The key statement to look at is the assertion that it was the withdrawal in the past two weeks of $1.3 billion in deposits that led to the bank’s collapse. Regulators called this a “liquidity crisis,” meaning a run on the bank.
But for a bank with assets of $32 billion, the loss of $1 billion in deposits is an occasion for overnight borrowing from other banks, or possibly for emergency borrowing from the central bank, but not for the forced shutdown of the bank. Only a bank that is living on the edge, or somewhat beyond it, would be brought down by a run on that scale.
Based on that and other statements, and the fact that they waited till after the Friday evening television news for this shutdown, it is probably safe to assume that IndyMac really should have been shut down a few months ago. The regulators, I have to assume, put off the inevitable shutdown — propping up IndyMac and quite possibly burning through another billion or so in government money in the process — because they were afraid that the closure of one major U.S. bank would lead depositors to worry about the 30 or so other major U.S. banks that are known to be in trouble, possibly contributing to a run on one or more of those banks.
But now that the cat is out of the bag, the regulators will not be so hesitant to shut down the next bank that goes under. They don’t have the capacity to prop up all the major banks that are facing serious problems, and now that one massive bank failure is in the news, there will not be much shock value in the next one. The FDIC, which insures U.S. bank deposits and which is now in the awkward position of operating IndyMac, brought dozens of analysts out of retirement to prepare for what could be a cascade of bank failures this year. Unless a miracle occurs to restore all the other banks to sound financial footing, they will not be sitting idle.
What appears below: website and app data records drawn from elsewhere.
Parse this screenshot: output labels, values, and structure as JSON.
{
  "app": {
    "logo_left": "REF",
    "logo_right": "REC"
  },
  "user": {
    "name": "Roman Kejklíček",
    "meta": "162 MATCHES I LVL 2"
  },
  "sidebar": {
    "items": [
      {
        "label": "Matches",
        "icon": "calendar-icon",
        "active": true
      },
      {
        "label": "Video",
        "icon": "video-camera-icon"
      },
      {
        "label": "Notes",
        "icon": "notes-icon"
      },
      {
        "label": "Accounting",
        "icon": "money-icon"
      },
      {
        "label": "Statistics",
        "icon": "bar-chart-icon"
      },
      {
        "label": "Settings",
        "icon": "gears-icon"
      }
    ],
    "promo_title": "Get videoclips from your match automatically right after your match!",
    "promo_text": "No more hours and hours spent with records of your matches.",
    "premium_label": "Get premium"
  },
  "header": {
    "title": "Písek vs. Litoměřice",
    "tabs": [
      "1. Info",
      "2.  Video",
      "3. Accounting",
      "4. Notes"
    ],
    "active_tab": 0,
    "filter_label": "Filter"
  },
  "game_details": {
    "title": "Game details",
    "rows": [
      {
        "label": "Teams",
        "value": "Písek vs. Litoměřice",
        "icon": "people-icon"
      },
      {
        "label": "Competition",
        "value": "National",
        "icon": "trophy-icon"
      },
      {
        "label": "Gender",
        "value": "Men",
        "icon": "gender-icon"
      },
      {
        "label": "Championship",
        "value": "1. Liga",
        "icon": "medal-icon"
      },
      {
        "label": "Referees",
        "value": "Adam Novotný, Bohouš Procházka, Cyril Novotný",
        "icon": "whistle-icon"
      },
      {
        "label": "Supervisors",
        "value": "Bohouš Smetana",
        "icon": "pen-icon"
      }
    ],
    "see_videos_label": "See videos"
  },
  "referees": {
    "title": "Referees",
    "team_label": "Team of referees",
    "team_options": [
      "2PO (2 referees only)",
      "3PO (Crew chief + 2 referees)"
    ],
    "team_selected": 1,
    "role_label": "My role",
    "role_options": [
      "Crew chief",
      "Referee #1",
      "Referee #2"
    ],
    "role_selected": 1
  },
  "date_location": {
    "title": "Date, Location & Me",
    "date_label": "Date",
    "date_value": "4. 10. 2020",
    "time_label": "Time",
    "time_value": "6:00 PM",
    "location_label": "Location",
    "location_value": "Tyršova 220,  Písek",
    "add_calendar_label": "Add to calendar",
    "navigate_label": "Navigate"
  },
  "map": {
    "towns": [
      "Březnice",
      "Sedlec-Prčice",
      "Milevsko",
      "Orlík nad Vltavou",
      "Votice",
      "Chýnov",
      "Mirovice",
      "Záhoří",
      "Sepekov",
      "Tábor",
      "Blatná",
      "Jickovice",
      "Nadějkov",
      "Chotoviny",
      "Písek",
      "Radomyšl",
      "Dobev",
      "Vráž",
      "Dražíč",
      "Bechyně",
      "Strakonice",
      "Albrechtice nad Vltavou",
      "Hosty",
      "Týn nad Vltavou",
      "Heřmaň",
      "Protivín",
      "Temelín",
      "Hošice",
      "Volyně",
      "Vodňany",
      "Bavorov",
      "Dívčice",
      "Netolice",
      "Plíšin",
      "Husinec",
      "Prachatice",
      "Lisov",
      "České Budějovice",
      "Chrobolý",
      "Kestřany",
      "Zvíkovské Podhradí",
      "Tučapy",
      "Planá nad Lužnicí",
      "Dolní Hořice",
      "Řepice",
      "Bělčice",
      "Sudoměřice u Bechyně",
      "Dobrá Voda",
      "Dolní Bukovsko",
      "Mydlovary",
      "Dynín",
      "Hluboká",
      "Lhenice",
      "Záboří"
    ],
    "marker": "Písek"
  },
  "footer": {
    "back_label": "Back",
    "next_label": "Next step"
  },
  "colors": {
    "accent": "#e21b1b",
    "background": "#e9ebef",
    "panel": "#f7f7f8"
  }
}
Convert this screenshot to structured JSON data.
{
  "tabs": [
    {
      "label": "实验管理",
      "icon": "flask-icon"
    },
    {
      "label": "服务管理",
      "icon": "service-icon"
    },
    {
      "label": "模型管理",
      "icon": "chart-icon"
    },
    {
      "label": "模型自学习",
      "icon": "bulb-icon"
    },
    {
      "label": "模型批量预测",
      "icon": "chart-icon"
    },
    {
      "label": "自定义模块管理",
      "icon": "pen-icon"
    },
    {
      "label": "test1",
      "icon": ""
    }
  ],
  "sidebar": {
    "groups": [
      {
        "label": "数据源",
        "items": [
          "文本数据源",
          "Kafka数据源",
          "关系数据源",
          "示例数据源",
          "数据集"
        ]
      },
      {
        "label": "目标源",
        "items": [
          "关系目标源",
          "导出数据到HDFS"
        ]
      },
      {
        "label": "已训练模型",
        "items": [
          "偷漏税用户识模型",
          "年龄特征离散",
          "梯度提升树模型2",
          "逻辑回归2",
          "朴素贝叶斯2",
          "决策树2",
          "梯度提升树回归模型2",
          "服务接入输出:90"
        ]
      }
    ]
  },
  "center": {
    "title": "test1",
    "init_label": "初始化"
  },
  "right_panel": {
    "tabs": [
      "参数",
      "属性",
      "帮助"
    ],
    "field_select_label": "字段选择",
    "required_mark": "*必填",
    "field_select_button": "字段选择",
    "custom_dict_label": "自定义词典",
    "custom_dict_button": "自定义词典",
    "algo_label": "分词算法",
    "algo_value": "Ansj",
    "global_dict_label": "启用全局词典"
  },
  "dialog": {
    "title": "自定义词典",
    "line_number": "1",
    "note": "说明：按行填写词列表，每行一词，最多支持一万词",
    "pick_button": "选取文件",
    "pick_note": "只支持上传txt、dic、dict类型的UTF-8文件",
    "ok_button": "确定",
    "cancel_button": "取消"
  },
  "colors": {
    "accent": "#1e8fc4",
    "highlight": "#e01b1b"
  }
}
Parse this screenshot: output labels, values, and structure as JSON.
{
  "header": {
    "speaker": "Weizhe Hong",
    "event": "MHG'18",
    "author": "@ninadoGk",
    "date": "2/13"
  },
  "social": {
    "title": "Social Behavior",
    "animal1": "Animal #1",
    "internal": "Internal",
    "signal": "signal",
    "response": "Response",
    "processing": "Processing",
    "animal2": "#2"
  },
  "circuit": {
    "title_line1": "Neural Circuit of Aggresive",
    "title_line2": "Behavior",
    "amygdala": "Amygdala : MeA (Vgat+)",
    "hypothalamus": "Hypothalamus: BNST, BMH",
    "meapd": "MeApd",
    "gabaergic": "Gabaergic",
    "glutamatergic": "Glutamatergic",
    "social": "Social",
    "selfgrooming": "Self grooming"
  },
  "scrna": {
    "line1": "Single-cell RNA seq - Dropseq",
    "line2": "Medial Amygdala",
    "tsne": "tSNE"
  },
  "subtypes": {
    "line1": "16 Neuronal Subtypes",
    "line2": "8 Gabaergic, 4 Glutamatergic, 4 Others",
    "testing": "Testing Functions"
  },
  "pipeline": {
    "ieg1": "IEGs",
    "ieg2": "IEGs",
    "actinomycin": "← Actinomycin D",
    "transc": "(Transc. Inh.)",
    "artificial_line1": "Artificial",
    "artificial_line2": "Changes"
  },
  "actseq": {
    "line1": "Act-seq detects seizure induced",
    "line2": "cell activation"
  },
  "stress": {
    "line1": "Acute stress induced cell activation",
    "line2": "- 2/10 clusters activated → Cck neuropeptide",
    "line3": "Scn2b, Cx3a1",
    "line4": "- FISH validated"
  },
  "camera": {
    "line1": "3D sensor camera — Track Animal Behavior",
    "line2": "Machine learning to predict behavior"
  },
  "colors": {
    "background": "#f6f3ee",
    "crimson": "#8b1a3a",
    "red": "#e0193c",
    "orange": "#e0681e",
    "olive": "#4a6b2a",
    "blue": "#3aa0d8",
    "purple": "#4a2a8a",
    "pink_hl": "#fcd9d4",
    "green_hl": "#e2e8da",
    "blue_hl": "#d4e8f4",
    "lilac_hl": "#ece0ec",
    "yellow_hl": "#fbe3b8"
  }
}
In the event that your bank fails, there is a risk, however slight, that you might not have access to any of your accounts for a short period of time. This makes it all the more important not to be living on the edge financially yourself. Make sure you can get by for at least a week or two without your primary bank. For most people, this just means holding credit cards from at least two different banks (and having a balance that is less than 25 percent of the credit limit on each card).
Deposit insurance covers typically only $100,000 per account holder, not per account, in each bank, so it is not entirely safe even in the best of times to have more than that in any one bank. If you need to have more than $100,000 in the bank, it is important, as I have written previously, to have it in multiple banks.